[3] Al-Manhajiyya fi tahsil al-khibra al-i’lamiyya, Mu’assasat al-Furqan & Markaz al-Yaqin, part 1,” Markaz al-Yaqin and al-Furqan, May 2011. Two jihadist media departments from Iraq published this Arabic language handbook, part of a greater series. Jihadist activity is sanctioned through the existing core fatwa (authoritative religious ruling or decrees) based on historical scholars such as Ibn Taymiyya (1263-1328), the famous Hanbali scholar, and enriched by the senior leadership of al-Qaida and now ISIS. Thus, any local jihadist, al-Qaida- or ISIS-affiliated action can fall under this umbrella approbation, thus increasing its appeal. See Prem Mahadevan, “The Glocalisation of al-Qaedaism,” Center for Security Studies, 22 March 2013.

[4] Ali Fisher and Nico Prucha, “Tweeting for the Caliphate: Twitter as the New Frontier for Jihadist Propaganda”, CTC Sentinel, June 2013, West Point.

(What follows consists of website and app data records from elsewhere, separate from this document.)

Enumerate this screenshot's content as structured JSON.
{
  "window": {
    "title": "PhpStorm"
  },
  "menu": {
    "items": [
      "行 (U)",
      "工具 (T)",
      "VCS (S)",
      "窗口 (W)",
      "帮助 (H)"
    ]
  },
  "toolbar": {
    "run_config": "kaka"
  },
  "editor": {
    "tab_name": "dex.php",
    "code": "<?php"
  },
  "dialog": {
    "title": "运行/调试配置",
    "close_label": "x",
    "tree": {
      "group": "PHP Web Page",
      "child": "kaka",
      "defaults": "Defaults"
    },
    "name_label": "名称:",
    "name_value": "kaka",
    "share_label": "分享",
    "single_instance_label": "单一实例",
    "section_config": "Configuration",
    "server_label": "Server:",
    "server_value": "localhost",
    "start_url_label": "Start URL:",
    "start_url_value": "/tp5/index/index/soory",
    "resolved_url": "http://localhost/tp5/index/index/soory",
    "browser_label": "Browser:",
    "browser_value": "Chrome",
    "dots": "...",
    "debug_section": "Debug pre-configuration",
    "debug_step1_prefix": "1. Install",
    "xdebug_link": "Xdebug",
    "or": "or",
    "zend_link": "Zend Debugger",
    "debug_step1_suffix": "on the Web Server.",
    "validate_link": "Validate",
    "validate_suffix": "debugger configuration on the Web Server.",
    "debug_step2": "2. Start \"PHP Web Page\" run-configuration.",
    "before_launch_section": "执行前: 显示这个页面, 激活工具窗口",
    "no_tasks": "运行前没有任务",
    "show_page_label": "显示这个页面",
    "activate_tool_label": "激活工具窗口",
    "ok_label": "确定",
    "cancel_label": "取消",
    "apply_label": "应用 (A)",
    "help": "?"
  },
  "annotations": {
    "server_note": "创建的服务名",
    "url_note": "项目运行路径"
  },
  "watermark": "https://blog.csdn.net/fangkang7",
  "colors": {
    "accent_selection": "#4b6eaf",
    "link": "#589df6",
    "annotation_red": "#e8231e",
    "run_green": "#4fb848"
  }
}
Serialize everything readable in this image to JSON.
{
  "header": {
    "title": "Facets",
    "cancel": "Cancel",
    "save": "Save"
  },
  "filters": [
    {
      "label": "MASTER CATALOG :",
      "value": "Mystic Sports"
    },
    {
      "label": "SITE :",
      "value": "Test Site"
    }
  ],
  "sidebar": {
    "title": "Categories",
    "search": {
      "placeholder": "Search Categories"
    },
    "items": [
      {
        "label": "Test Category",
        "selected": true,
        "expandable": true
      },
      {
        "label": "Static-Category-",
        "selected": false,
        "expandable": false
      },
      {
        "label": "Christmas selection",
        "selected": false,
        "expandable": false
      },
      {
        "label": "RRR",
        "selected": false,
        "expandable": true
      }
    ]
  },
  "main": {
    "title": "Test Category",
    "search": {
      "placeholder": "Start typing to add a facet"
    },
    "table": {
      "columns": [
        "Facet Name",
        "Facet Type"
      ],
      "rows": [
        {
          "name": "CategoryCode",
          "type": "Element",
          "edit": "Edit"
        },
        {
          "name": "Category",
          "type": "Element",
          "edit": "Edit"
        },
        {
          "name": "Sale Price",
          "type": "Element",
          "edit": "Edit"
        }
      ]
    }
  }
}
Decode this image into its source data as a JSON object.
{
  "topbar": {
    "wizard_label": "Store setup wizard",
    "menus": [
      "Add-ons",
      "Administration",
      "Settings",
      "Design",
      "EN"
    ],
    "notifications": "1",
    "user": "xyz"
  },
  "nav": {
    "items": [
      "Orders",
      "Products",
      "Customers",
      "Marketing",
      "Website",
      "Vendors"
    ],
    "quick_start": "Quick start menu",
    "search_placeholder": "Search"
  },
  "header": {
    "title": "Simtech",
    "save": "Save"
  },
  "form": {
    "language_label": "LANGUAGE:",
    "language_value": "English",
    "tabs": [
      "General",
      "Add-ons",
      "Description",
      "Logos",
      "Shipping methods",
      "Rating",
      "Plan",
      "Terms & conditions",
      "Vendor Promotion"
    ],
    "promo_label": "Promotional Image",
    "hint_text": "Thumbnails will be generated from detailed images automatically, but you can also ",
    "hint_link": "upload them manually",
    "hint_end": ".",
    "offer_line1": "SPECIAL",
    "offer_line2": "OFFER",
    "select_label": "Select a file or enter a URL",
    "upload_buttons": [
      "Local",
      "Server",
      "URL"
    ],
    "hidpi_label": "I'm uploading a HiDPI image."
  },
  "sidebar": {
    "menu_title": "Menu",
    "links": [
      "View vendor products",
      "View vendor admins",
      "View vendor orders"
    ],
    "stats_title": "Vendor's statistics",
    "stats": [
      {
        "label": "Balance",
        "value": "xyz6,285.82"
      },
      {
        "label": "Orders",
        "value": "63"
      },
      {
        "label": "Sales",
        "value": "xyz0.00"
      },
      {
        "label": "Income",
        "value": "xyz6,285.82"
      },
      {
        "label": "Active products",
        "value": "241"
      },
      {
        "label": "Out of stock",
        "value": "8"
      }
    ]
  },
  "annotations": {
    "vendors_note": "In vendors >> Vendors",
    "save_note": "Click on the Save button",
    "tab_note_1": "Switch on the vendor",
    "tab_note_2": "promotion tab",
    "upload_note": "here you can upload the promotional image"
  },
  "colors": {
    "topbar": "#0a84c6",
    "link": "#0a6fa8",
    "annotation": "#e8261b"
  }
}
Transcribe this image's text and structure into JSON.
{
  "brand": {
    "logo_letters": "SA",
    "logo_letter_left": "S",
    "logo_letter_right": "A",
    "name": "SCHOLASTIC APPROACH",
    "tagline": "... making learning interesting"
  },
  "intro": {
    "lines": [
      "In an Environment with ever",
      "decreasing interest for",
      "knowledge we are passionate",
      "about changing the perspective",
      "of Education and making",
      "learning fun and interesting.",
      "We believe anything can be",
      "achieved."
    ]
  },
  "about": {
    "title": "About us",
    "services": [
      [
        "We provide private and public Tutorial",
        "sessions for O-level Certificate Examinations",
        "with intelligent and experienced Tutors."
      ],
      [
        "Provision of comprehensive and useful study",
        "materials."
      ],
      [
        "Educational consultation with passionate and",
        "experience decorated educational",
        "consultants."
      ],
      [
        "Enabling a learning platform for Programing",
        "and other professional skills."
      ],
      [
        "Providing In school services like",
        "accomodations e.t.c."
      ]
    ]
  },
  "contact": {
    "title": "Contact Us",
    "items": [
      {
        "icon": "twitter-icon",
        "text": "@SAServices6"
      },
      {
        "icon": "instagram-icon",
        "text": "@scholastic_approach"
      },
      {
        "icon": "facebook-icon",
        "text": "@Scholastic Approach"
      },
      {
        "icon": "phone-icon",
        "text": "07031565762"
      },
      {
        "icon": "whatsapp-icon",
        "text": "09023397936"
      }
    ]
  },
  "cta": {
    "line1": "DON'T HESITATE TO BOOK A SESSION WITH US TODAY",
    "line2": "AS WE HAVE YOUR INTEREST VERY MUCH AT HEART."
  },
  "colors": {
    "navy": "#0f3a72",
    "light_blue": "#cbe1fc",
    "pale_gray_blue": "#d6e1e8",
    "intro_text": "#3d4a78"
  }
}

[5] Discussed in Ali Fisher and Nico Prucha, “Jihadi Twitter Activism – Introduction”; Nico Prucha, “Online Territories of Terror – Utilizing the Internet for Jihadist Endeavors,” Orient 4 (2011). Members of the Ansar al-Mujahidin forum and Shumukh al-Islam have posted advice encouraging fellow users to develop social media profiles to disseminate their message to a wider group of users. See, for example: “The Twitter Guide: the Most Important Jihadi Users and Support Accounts for Jihad and the Mujahideen on Twitter:” http://www.shamikh1.info/vb/showthread.php?t=192509

[6] For a discussion on the themes of content and networks, including visualized Twitter IS networks:

Ali Fisher, Nico Prucha, Turning up the volume to 11 is not enough: Why counter-strategies have to target extremist clusters, Jihadica, February 9, 2015,

http://www.jihadica.com/turning-the-volume-up-to-11-is-not-enough-why-counter-strategies-have-to-target-extremist-clusters/

Ali Fisher, Nico Prucha, Turning up the volume to 11 is not enough: Networks of influence and ideological coherence, Jihadica, and March 23 2015,

http://www.jihadica.com/turning-the-volume-up-to-11-is-not-enough-part-2-networks-of-influence-and-ideological-coherence/